The importance of local wage negotiations
For some employees, this might be the very first chance of participating in local wage negotiations. You have nothing to lose by doing so, and everything to win.
Leader of DION Gabriela Kazimiera Warden and Temporary employees’ representative in the board of NTNU Nicolai Winter-Hjelm want you to know your rights for wage negotiations.
Foto: Marthe Kristine Nes Bjerva
The deadline for sending in wage requirements at NTNU for this year's local wage
negotiations is approaching. These days, thousands of employees at the university receive
forms from their labor unions to fill in. For some employees, this might be the very first chance of participating in local
wage negotiations. Others might not be aware of their rights to do so. Let’s therefore start off
this opinion by assuring you: You have nothing to lose by filling in this form, and
everything to win.
Temporary employee: Know your rights for wage negotiations
In the local negotiations, the labor unions and management negotiate individual salary
increases based on the claims from the individual employees and the priorities of the
management. As a temporary research fellow, you are fully entitled to participate in these
negotiations on equal ground as permanent employees, by sending in your personal
requirement. Make sure to highlight what you have achieved during your time at the
institution, whether that is extra teaching duties, your publishing record or conference
contributions. While a clear presentation of merits can benefit your cause, sending in a form
with few or no merits is better than not participating at all. This helps the labor unions speak
your cause, and the university management to understand your situation.
In case you believe the effort is not worth it; think again. Historically, the starting salary for

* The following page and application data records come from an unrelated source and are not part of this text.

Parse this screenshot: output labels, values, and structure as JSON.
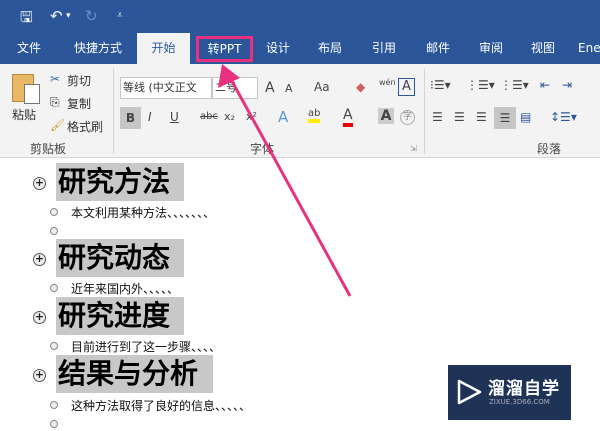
{
  "quick_access": {
    "save": "🖫",
    "undo": "↶",
    "undo_dropdown": "▾",
    "redo": "↻",
    "customize": "⩡"
  },
  "tabs": [
    "文件",
    "快捷方式",
    "开始",
    "转PPT",
    "设计",
    "布局",
    "引用",
    "邮件",
    "审阅",
    "视图",
    "Ene"
  ],
  "active_tab": "开始",
  "highlighted_tab": "转PPT",
  "ribbon": {
    "clipboard": {
      "paste": "粘贴",
      "cut": "剪切",
      "copy": "复制",
      "format_painter": "格式刷",
      "group": "剪贴板"
    },
    "font": {
      "font_name": "等线 (中文正文",
      "font_size": "二号",
      "grow": "A",
      "shrink": "A",
      "case": "Aa",
      "bold": "B",
      "italic": "I",
      "underline": "U",
      "strike": "abc",
      "sub": "x₂",
      "sup": "x²",
      "effects": "A",
      "highlight": "ab",
      "color": "A",
      "shade": "A",
      "enclose": "字",
      "phonetic": "wén",
      "border": "A",
      "group": "字体"
    },
    "paragraph": {
      "group": "段落"
    }
  },
  "document": {
    "items": [
      {
        "heading": "研究方法",
        "subs": [
          "本文利用某种方法、、、、、、、",
          ""
        ]
      },
      {
        "heading": "研究动态",
        "subs": [
          "近年来国内外、、、、、"
        ]
      },
      {
        "heading": "研究进度",
        "subs": [
          "目前进行到了这一步骤、、、、"
        ]
      },
      {
        "heading": "结果与分析",
        "subs": [
          "这种方法取得了良好的信息、、、、、",
          ""
        ]
      }
    ]
  },
  "watermark": {
    "name": "溜溜自学",
    "url": "ZIXUE.3D66.COM"
  },
  "colors": {
    "brand": "#2b579a",
    "annotation": "#e8317f"
  }
}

temporary employees has been very low, particularly for PhD research fellows. This is not
only a loss for the individual researcher, but also for academia. Without competitive salaries,

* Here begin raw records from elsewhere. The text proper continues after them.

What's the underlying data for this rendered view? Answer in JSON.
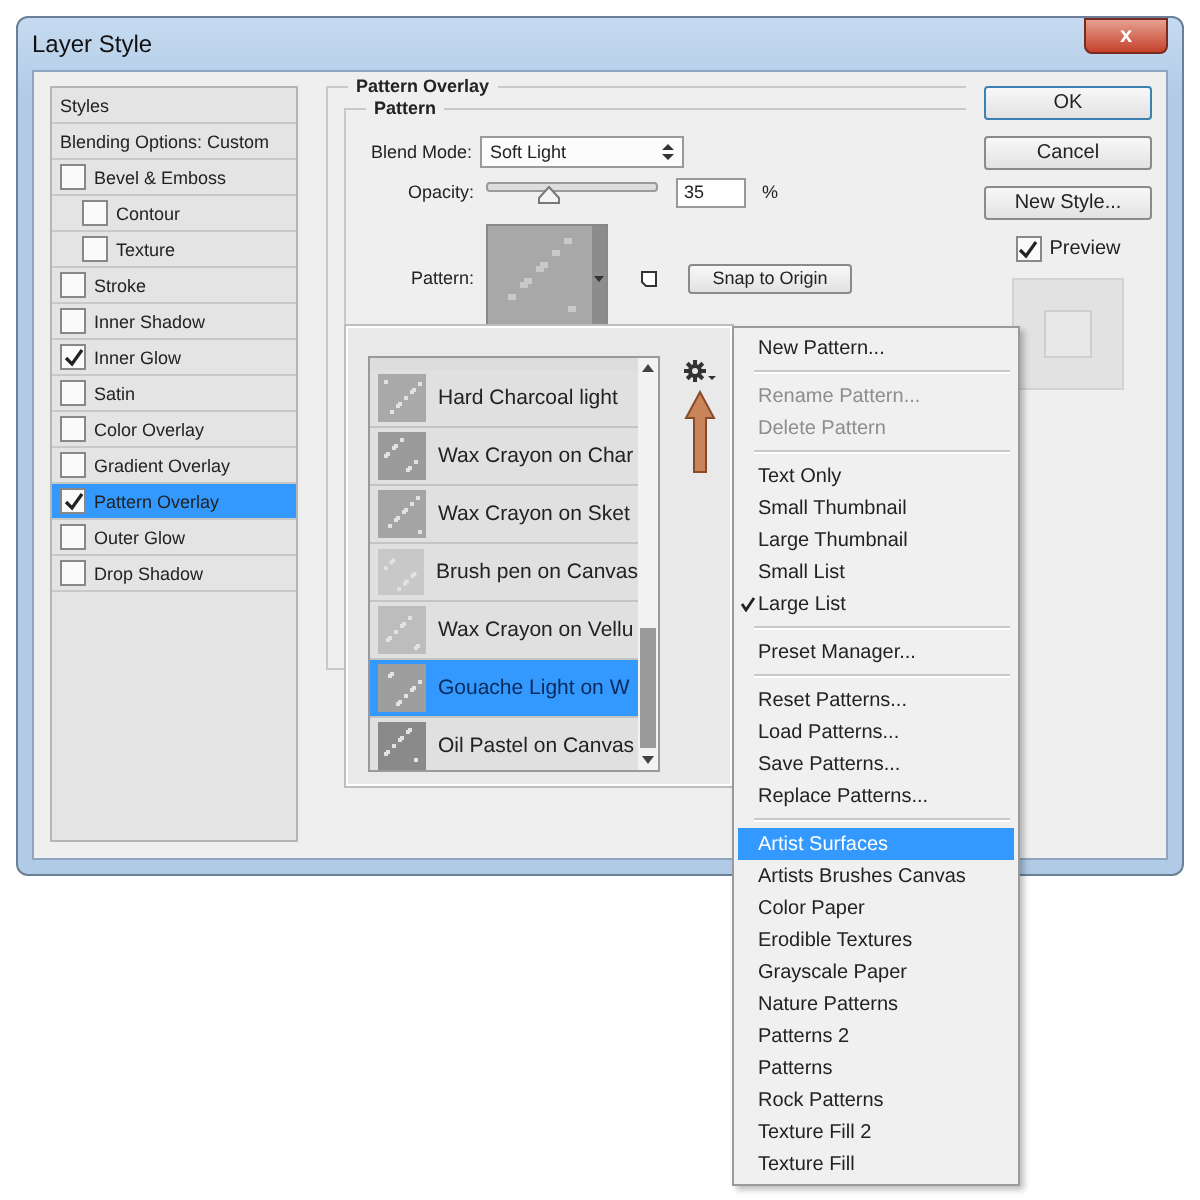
{
  "window": {
    "title": "Layer Style",
    "close": "x"
  },
  "styles_panel": {
    "header": "Styles",
    "blending": "Blending Options: Custom",
    "items": [
      {
        "label": "Bevel & Emboss",
        "checked": false,
        "selected": false,
        "children": [
          {
            "label": "Contour",
            "checked": false,
            "selected": false
          },
          {
            "label": "Texture",
            "checked": false,
            "selected": false
          }
        ]
      },
      {
        "label": "Stroke",
        "checked": false,
        "selected": false
      },
      {
        "label": "Inner Shadow",
        "checked": false,
        "selected": false
      },
      {
        "label": "Inner Glow",
        "checked": true,
        "selected": false
      },
      {
        "label": "Satin",
        "checked": false,
        "selected": false
      },
      {
        "label": "Color Overlay",
        "checked": false,
        "selected": false
      },
      {
        "label": "Gradient Overlay",
        "checked": false,
        "selected": false
      },
      {
        "label": "Pattern Overlay",
        "checked": true,
        "selected": true
      },
      {
        "label": "Outer Glow",
        "checked": false,
        "selected": false
      },
      {
        "label": "Drop Shadow",
        "checked": false,
        "selected": false
      }
    ]
  },
  "pattern_overlay": {
    "title": "Pattern Overlay",
    "group": "Pattern",
    "blend_mode": {
      "label": "Blend Mode:",
      "value": "Soft Light"
    },
    "opacity": {
      "label": "Opacity:",
      "level": 0.36,
      "value": "35",
      "unit": "%"
    },
    "pattern": {
      "label": "Pattern:"
    },
    "snap_button": "Snap to Origin"
  },
  "pattern_picker": {
    "items": [
      {
        "label": "Hard Charcoal light",
        "selected": false
      },
      {
        "label": "Wax Crayon on Char",
        "selected": false
      },
      {
        "label": "Wax Crayon on Sket",
        "selected": false
      },
      {
        "label": "Brush pen on Canvas",
        "selected": false
      },
      {
        "label": "Wax Crayon on Vellu",
        "selected": false
      },
      {
        "label": "Gouache Light on W",
        "selected": true
      },
      {
        "label": "Oil Pastel on Canvas",
        "selected": false
      }
    ]
  },
  "menu": {
    "groups": [
      [
        {
          "label": "New Pattern...",
          "disabled": false,
          "checked": false,
          "selected": false
        }
      ],
      [
        {
          "label": "Rename Pattern...",
          "disabled": true,
          "checked": false,
          "selected": false
        },
        {
          "label": "Delete Pattern",
          "disabled": true,
          "checked": false,
          "selected": false
        }
      ],
      [
        {
          "label": "Text Only",
          "disabled": false,
          "checked": false,
          "selected": false
        },
        {
          "label": "Small Thumbnail",
          "disabled": false,
          "checked": false,
          "selected": false
        },
        {
          "label": "Large Thumbnail",
          "disabled": false,
          "checked": false,
          "selected": false
        },
        {
          "label": "Small List",
          "disabled": false,
          "checked": false,
          "selected": false
        },
        {
          "label": "Large List",
          "disabled": false,
          "checked": true,
          "selected": false
        }
      ],
      [
        {
          "label": "Preset Manager...",
          "disabled": false,
          "checked": false,
          "selected": false
        }
      ],
      [
        {
          "label": "Reset Patterns...",
          "disabled": false,
          "checked": false,
          "selected": false
        },
        {
          "label": "Load Patterns...",
          "disabled": false,
          "checked": false,
          "selected": false
        },
        {
          "label": "Save Patterns...",
          "disabled": false,
          "checked": false,
          "selected": false
        },
        {
          "label": "Replace Patterns...",
          "disabled": false,
          "checked": false,
          "selected": false
        }
      ],
      [
        {
          "label": "Artist Surfaces",
          "disabled": false,
          "checked": false,
          "selected": true
        },
        {
          "label": "Artists Brushes Canvas",
          "disabled": false,
          "checked": false,
          "selected": false
        },
        {
          "label": "Color Paper",
          "disabled": false,
          "checked": false,
          "selected": false
        },
        {
          "label": "Erodible Textures",
          "disabled": false,
          "checked": false,
          "selected": false
        },
        {
          "label": "Grayscale Paper",
          "disabled": false,
          "checked": false,
          "selected": false
        },
        {
          "label": "Nature Patterns",
          "disabled": false,
          "checked": false,
          "selected": false
        },
        {
          "label": "Patterns 2",
          "disabled": false,
          "checked": false,
          "selected": false
        },
        {
          "label": "Patterns",
          "disabled": false,
          "checked": false,
          "selected": false
        },
        {
          "label": "Rock Patterns",
          "disabled": false,
          "checked": false,
          "selected": false
        },
        {
          "label": "Texture Fill 2",
          "disabled": false,
          "checked": false,
          "selected": false
        },
        {
          "label": "Texture Fill",
          "disabled": false,
          "checked": false,
          "selected": false
        }
      ]
    ]
  },
  "buttons": [
    "OK",
    "Cancel",
    "New Style..."
  ],
  "preview": {
    "label": "Preview",
    "checked": true
  }
}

the brightest minds are lost to industry which traditionally pays higher salaries for highly
educated people. In recent years, there have however been several big leaps in the salaries for
this employee group. This can primarily be attributed to the work conducted by dedicated
representatives from labor unions together with the university management in the central and
local wage negotiations. Just this spring, the minimum salary for new PhD research fellows
was raised to 532 200, 15 salary steps, or almost a hundred thousand kroner, higher than it
was only six years ago. Furthermore, PhD research fellows get an automatic yearly increase
of 3% regardless of the central or local negotiations. Speaking up and claiming your rights
does make a difference, and you are not alone in the process. Doing so, you not only help
yourself in the long run, but also your colleagues and future PhD students.
We would also like to emphasize the right to renegotiate your salary during the first twelve
months as a PhD research fellow. Commonly, PhD research fellows are offered a salary
equaling the minimum allowed salary set through the collective agreements (tariffavtaler)
between academic unions and state authorities. There are however no regulations saying that
the salary cannot be higher than this, but it is up to you to argue why you deserve a higher
salary. Therefore, temporary employee: know your rights for wage negotiations and use them.
If after reading this opinion piece, you are still in doubt whether you should take part in the
local wage negotiations, you can get more practical information on NTNUs website about wage negotiations. We hope you use your opportunity
to negotiate your salary.